-- Opening Marker --

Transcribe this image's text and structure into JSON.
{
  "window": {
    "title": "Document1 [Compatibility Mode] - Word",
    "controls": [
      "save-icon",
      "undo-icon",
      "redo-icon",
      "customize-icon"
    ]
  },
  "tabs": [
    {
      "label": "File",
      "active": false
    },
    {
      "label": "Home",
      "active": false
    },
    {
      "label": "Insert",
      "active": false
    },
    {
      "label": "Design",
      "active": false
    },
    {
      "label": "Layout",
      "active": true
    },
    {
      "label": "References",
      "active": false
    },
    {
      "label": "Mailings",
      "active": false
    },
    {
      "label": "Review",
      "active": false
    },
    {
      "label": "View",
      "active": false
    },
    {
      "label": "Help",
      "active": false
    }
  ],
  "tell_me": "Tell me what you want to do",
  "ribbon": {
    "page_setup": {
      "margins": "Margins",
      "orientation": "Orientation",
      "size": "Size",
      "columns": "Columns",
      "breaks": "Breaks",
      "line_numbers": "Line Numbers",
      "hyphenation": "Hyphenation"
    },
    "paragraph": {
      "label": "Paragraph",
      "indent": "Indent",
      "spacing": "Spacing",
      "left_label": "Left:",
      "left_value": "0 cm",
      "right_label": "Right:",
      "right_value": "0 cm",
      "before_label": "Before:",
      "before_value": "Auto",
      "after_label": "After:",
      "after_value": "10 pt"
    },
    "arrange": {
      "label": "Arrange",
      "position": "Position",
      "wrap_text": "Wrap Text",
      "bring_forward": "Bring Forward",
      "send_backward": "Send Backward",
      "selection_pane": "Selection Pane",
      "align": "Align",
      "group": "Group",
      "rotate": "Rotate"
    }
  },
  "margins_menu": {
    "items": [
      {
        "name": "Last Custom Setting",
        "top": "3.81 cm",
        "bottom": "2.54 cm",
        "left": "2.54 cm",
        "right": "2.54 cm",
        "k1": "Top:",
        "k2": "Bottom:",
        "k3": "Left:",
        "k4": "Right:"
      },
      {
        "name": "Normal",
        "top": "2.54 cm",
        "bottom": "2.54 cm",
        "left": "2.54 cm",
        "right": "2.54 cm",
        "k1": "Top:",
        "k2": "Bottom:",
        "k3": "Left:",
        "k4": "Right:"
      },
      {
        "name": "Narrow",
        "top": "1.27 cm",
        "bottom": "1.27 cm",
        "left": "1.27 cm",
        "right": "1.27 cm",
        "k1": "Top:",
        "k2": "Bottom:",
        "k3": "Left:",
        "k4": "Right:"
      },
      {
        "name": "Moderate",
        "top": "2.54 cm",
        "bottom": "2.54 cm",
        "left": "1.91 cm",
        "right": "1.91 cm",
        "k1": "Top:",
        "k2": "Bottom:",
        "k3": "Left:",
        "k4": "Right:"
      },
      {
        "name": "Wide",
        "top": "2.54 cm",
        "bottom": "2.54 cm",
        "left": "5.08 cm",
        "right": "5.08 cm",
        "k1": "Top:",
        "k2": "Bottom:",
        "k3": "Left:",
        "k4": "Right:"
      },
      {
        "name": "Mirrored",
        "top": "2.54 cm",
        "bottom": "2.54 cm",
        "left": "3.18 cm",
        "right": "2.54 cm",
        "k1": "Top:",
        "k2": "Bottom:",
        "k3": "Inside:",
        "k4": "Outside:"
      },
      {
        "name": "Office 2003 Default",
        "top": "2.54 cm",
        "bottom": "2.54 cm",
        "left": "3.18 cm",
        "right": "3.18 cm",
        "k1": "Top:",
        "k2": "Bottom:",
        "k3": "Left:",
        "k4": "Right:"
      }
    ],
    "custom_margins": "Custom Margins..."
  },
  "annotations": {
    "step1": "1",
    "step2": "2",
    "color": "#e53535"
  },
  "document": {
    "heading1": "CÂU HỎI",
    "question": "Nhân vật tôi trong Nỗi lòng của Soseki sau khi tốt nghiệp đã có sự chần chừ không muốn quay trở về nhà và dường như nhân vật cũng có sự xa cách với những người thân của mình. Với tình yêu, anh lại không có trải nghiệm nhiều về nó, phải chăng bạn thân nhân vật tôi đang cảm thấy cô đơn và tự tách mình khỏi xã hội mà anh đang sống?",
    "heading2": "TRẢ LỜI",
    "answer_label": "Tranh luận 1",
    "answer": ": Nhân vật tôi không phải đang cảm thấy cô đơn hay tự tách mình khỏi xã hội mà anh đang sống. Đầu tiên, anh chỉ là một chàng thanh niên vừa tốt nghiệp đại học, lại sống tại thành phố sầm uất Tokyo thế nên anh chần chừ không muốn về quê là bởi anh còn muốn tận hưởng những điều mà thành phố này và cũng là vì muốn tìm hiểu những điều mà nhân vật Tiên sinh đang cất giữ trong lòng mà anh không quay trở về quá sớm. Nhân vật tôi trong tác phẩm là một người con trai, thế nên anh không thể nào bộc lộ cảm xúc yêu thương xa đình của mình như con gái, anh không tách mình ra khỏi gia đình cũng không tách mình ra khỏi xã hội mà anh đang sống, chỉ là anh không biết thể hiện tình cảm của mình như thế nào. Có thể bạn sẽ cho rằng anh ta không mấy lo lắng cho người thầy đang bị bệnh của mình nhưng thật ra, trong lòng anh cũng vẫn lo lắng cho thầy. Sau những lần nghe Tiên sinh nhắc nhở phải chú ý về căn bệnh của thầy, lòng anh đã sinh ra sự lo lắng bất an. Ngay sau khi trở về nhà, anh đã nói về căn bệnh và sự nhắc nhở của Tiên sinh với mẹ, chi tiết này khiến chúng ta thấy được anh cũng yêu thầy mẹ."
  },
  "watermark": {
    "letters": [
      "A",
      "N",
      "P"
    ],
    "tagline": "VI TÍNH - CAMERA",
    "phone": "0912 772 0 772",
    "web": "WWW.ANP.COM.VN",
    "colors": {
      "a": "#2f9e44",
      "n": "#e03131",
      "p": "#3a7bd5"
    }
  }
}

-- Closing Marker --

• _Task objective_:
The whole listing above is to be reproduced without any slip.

• _Your solution_:
Transcribe this image's text and structure into JSON.
{
  "window": {
    "title": "Document1 [Compatibility Mode] - Word",
    "controls": [
      "save-icon",
      "undo-icon",
      "redo-icon",
      "customize-icon"
    ]
  },
  "tabs": [
    {
      "label": "File",
      "active": false
    },
    {
      "label": "Home",
      "active": false
    },
    {
      "label": "Insert",
      "active": false
    },
    {
      "label": "Design",
      "active": false
    },
    {
      "label": "Layout",
      "active": true
    },
    {
      "label": "References",
      "active": false
    },
    {
      "label": "Mailings",
      "active": false
    },
    {
      "label": "Review",
      "active": false
    },
    {
      "label": "View",
      "active": false
    },
    {
      "label": "Help",
      "active": false
    }
  ],
  "tell_me": "Tell me what you want to do",
  "ribbon": {
    "page_setup": {
      "margins": "Margins",
      "orientation": "Orientation",
      "size": "Size",
      "columns": "Columns",
      "breaks": "Breaks",
      "line_numbers": "Line Numbers",
      "hyphenation": "Hyphenation"
    },
    "paragraph": {
      "label": "Paragraph",
      "indent": "Indent",
      "spacing": "Spacing",
      "left_label": "Left:",
      "left_value": "0 cm",
      "right_label": "Right:",
      "right_value": "0 cm",
      "before_label": "Before:",
      "before_value": "Auto",
      "after_label": "After:",
      "after_value": "10 pt"
    },
    "arrange": {
      "label": "Arrange",
      "position": "Position",
      "wrap_text": "Wrap Text",
      "bring_forward": "Bring Forward",
      "send_backward": "Send Backward",
      "selection_pane": "Selection Pane",
      "align": "Align",
      "group": "Group",
      "rotate": "Rotate"
    }
  },
  "margins_menu": {
    "items": [
      {
        "name": "Last Custom Setting",
        "top": "3.81 cm",
        "bottom": "2.54 cm",
        "left": "2.54 cm",
        "right": "2.54 cm",
        "k1": "Top:",
        "k2": "Bottom:",
        "k3": "Left:",
        "k4": "Right:"
      },
      {
        "name": "Normal",
        "top": "2.54 cm",
        "bottom": "2.54 cm",
        "left": "2.54 cm",
        "right": "2.54 cm",
        "k1": "Top:",
        "k2": "Bottom:",
        "k3": "Left:",
        "k4": "Right:"
      },
      {
        "name": "Narrow",
        "top": "1.27 cm",
        "bottom": "1.27 cm",
        "left": "1.27 cm",
        "right": "1.27 cm",
        "k1": "Top:",
        "k2": "Bottom:",
        "k3": "Left:",
        "k4": "Right:"
      },
      {
        "name": "Moderate",
        "top": "2.54 cm",
        "bottom": "2.54 cm",
        "left": "1.91 cm",
        "right": "1.91 cm",
        "k1": "Top:",
        "k2": "Bottom:",
        "k3": "Left:",
        "k4": "Right:"
      },
      {
        "name": "Wide",
        "top": "2.54 cm",
        "bottom": "2.54 cm",
        "left": "5.08 cm",
        "right": "5.08 cm",
        "k1": "Top:",
        "k2": "Bottom:",
        "k3": "Left:",
        "k4": "Right:"
      },
      {
        "name": "Mirrored",
        "top": "2.54 cm",
        "bottom": "2.54 cm",
        "left": "3.18 cm",
        "right": "2.54 cm",
        "k1": "Top:",
        "k2": "Bottom:",
        "k3": "Inside:",
        "k4": "Outside:"
      },
      {
        "name": "Office 2003 Default",
        "top": "2.54 cm",
        "bottom": "2.54 cm",
        "left": "3.18 cm",
        "right": "3.18 cm",
        "k1": "Top:",
        "k2": "Bottom:",
        "k3": "Left:",
        "k4": "Right:"
      }
    ],
    "custom_margins": "Custom Margins..."
  },
  "annotations": {
    "step1": "1",
    "step2": "2",
    "color": "#e53535"
  },
  "document": {
    "heading1": "CÂU HỎI",
    "question": "Nhân vật tôi trong Nỗi lòng của Soseki sau khi tốt nghiệp đã có sự chần chừ không muốn quay trở về nhà và dường như nhân vật cũng có sự xa cách với những người thân của mình. Với tình yêu, anh lại không có trải nghiệm nhiều về nó, phải chăng bạn thân nhân vật tôi đang cảm thấy cô đơn và tự tách mình khỏi xã hội mà anh đang sống?",
    "heading2": "TRẢ LỜI",
    "answer_label": "Tranh luận 1",
    "answer": ": Nhân vật tôi không phải đang cảm thấy cô đơn hay tự tách mình khỏi xã hội mà anh đang sống. Đầu tiên, anh chỉ là một chàng thanh niên vừa tốt nghiệp đại học, lại sống tại thành phố sầm uất Tokyo thế nên anh chần chừ không muốn về quê là bởi anh còn muốn tận hưởng những điều mà thành phố này và cũng là vì muốn tìm hiểu những điều mà nhân vật Tiên sinh đang cất giữ trong lòng mà anh không quay trở về quá sớm. Nhân vật tôi trong tác phẩm là một người con trai, thế nên anh không thể nào bộc lộ cảm xúc yêu thương xa đình của mình như con gái, anh không tách mình ra khỏi gia đình cũng không tách mình ra khỏi xã hội mà anh đang sống, chỉ là anh không biết thể hiện tình cảm của mình như thế nào. Có thể bạn sẽ cho rằng anh ta không mấy lo lắng cho người thầy đang bị bệnh của mình nhưng thật ra, trong lòng anh cũng vẫn lo lắng cho thầy. Sau những lần nghe Tiên sinh nhắc nhở phải chú ý về căn bệnh của thầy, lòng anh đã sinh ra sự lo lắng bất an. Ngay sau khi trở về nhà, anh đã nói về căn bệnh và sự nhắc nhở của Tiên sinh với mẹ, chi tiết này khiến chúng ta thấy được anh cũng yêu thầy mẹ."
  },
  "watermark": {
    "letters": [
      "A",
      "N",
      "P"
    ],
    "tagline": "VI TÍNH - CAMERA",
    "phone": "0912 772 0 772",
    "web": "WWW.ANP.COM.VN",
    "colors": {
      "a": "#2f9e44",
      "n": "#e03131",
      "p": "#3a7bd5"
    }
  }
}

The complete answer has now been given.